Now that the federal government has reopened, at least for another three weeks, the question on a lot of minds is, “What now?” As this column noted last week in suggesting that the end was near, nobody wins from a government shutdown, but somebody usually loses. Democrats should refrain from spiking the football in the end zone—they didn’t win, though President Trump surely lost, and he didn’t do congressional Republicans any favors in the process. But you have to say that Speaker Nancy Pelosi dispelled any doubts about her ability to lead House Democrats.
In the raft of new polls out, the most interesting question was in the Jan. 20-22 Fox News poll, which asked, “How many paychecks do you think you could miss before you wouldn’t be able to pay your bills?” Twenty percent of the registered voters sampled replied none, and 18 percent answered just one missed paycheck. Another 16 percent said two checks would put them under, meaning that 54 percent of voters are within two paychecks of severe financial stress.
Both parties had real image problems to begin with. As the Jan. 20-23 NBC News/Wall Street Journal poll pointed out, while the GOP's rating is 34 percent positive, 43 percent negative, the Democratic Party's is 35 percent positive, 40 percent negative. While the next election isn’t tomorrow, both parties have real strategic and messaging challenges.
For Democrats in safe states and districts, they can say or do pretty much whatever they want and probably keep their seats, though they might be mindful that what they say or do spills out into other states and districts, making the lives of some of their colleagues in more challenging areas a lot harder—particularly the 40 Democrats now representing districts that were in Republican hands last month. (Not every Democrat has the luxury of representing a district that Hillary Clinton won with 77 percent, as a certain very well-known 29-year-old New Yorker does.)
Someone doesn’t have to be a racist, nativist, or nationalist to believe that there ought to be meaningful borders. A smart approach for Democrats would be to say again and again, “This was never about whether to have border security. We never favored open borders or hanging a sign out on the Mexican (or Canadian) border saying, ‘Y'all Come!’ It was about having effective and efficient border security. In some places, a wall makes a lot of sense. In other places, a fence would be preferable; in still other places, electronic surveillance or drones. In some mountainous or other rather inhospitable areas with tough terrain, maybe nothing different needs to happen.”
Republicans face a more problematic challenge: how to create some distance between themselves and an unpopular president without alienating his very loyal base.
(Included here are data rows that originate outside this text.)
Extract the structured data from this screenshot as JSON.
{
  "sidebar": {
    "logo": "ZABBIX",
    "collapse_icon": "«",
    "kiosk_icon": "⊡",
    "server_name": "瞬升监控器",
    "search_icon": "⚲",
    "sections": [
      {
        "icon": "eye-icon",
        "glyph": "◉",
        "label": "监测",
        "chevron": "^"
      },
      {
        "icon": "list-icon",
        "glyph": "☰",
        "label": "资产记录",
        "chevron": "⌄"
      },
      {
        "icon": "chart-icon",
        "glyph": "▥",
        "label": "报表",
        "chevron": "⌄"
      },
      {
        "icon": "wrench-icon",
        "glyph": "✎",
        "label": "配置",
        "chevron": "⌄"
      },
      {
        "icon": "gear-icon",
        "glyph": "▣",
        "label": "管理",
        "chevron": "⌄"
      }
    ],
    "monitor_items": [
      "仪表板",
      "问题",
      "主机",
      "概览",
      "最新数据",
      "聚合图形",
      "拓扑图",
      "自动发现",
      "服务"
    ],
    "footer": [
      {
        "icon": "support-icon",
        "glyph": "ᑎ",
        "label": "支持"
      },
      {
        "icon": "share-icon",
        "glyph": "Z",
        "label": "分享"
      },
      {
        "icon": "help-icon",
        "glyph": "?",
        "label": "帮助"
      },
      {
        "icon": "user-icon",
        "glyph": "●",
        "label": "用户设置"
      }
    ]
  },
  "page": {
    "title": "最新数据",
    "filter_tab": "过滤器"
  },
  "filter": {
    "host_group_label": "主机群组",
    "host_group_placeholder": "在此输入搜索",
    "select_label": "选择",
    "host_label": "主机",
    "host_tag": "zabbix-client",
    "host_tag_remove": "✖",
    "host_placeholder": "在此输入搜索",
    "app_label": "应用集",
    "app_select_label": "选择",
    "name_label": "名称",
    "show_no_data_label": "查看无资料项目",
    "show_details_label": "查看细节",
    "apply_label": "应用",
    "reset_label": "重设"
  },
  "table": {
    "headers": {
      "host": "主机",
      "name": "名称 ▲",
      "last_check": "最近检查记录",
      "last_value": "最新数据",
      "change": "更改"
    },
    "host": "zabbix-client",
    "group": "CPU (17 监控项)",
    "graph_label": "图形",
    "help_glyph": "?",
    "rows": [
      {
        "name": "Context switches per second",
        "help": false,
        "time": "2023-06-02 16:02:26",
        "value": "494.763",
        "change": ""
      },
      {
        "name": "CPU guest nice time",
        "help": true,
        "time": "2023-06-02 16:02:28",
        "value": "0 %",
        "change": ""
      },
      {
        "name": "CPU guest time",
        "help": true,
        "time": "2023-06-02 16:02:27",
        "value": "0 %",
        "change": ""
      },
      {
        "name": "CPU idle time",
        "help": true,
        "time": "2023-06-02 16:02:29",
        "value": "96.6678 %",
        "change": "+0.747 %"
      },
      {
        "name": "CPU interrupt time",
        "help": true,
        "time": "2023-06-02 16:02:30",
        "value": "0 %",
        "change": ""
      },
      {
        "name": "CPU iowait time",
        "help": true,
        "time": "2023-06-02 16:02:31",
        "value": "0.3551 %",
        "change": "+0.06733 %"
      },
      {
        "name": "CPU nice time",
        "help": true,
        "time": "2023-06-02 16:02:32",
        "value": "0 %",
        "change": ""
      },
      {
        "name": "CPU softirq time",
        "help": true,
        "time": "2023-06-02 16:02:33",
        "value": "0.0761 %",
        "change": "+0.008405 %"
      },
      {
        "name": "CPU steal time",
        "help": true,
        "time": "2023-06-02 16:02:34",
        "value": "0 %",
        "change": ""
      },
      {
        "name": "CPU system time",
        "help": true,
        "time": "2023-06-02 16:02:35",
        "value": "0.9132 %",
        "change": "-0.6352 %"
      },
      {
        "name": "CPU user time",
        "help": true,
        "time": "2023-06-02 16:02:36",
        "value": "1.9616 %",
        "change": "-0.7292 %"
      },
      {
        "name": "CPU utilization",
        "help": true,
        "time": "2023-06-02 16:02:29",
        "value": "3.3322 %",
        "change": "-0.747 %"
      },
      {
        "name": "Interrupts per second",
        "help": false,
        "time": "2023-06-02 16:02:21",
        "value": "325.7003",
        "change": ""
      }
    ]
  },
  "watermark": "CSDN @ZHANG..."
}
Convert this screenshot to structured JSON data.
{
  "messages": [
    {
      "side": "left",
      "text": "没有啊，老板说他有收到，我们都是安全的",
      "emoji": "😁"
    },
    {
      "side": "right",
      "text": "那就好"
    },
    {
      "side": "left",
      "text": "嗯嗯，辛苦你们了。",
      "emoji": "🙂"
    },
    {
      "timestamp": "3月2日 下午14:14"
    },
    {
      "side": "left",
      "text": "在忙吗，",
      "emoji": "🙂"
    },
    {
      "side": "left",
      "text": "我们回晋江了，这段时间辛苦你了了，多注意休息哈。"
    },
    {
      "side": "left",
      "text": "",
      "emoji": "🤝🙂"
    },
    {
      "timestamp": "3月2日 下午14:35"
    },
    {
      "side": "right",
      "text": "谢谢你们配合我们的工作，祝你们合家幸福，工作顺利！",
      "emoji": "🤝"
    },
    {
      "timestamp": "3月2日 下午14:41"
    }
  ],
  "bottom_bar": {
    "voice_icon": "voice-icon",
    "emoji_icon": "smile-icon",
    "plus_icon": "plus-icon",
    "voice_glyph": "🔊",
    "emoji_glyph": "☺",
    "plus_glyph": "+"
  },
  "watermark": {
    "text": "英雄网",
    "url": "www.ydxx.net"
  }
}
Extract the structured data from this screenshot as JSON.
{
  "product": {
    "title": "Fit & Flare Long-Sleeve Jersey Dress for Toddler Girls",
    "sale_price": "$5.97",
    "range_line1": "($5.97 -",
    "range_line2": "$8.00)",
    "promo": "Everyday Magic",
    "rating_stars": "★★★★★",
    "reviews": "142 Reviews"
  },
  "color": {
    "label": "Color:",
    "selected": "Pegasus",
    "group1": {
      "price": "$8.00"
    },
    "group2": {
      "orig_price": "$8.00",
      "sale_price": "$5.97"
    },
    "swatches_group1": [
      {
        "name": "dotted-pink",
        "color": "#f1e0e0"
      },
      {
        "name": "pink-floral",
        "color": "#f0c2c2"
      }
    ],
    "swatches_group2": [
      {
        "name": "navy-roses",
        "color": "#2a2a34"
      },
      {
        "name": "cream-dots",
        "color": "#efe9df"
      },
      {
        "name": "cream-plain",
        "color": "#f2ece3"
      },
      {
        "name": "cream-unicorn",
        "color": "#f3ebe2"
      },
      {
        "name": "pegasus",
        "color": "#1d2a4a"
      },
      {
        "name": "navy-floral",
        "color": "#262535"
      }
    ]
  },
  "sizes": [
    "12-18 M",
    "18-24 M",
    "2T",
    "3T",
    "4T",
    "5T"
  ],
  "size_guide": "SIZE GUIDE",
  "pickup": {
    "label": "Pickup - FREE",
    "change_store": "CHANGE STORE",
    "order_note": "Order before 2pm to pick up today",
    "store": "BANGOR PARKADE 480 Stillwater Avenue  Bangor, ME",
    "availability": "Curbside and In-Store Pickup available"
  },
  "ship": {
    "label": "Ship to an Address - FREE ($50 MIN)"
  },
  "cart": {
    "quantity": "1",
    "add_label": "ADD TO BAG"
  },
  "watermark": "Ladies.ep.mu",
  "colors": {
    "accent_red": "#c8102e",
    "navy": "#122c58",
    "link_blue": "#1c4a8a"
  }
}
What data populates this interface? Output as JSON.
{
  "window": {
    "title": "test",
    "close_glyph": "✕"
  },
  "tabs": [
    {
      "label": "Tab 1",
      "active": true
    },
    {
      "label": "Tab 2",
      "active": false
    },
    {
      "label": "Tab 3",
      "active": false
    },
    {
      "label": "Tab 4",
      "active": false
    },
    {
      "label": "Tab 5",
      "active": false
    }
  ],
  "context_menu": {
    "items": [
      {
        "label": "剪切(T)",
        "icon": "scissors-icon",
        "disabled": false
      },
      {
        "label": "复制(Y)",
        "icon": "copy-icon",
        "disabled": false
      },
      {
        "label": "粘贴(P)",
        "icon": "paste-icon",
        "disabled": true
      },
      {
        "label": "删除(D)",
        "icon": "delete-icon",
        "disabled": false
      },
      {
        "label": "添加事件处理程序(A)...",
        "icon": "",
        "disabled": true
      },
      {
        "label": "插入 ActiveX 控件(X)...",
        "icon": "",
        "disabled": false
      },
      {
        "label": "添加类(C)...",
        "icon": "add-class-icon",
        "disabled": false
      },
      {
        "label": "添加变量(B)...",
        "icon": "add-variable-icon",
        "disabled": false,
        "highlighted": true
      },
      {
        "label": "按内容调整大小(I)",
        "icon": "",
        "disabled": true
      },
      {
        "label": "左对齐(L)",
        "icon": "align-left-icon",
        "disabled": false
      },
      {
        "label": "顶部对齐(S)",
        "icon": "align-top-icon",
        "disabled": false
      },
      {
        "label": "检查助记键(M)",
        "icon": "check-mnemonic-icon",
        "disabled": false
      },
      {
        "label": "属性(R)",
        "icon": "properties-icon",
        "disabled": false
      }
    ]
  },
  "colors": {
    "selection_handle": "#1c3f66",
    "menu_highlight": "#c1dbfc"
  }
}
One of the findings in the new NBC/WSJ poll was that among Republicans and those independents who lean Republican, 51 percent consider themselves to be more of a supporter of Trump, 38 percent more of a supporter of the Republican Party. While Trump does have an impressive job-approval rating of 86 percent among Republicans (just 13 percent disapprove), among independents his approval rating is just 39 percent (with 53 percent disapproving), meaning that in swing districts and states, particularly suburbs, blind loyalty to Trump can be a real problem. Ponder Trump’s 33-percent-approval, 65-percent-disapproval numbers among white women who are college graduates; not long ago, they were part of the GOP base.
Republicans ought to take a page from President Clinton’s 1995 and 1996 playbook. Democrats suffered devastating losses in the 1994 election, including losing their 40-year majority in the House, as well as the Senate, where they had been in charge for 34 of the preceding 40 years. Clinton could ill afford to alienate his base, but he needed to expand far beyond that base in order to get reelected two years later. Using his now-famous triangulation strategy, creating roughly equal distance from Democrats and Republicans on Capitol Hill, Clinton was able to thread the political needle and was reelected with points to spare.
As with Democrats, congressional Republicans in safe seats can do or say whatever they want, keeping in mind that they can complicate matters for their colleagues in more competitive jurisdictions. But for those in swing states and districts, the best strategy is to associate themselves with some of the more popular policies of the Trump administration while keeping a distance from his style and language. That balancing act is a challenge, but far preferable to either staying in bed with him or cutting and running. Sometimes both walking and chewing gum are required. Many Senate Republicans and a few dozen House Republicans have done this for some time; their party would have been better off in November had more taken this course.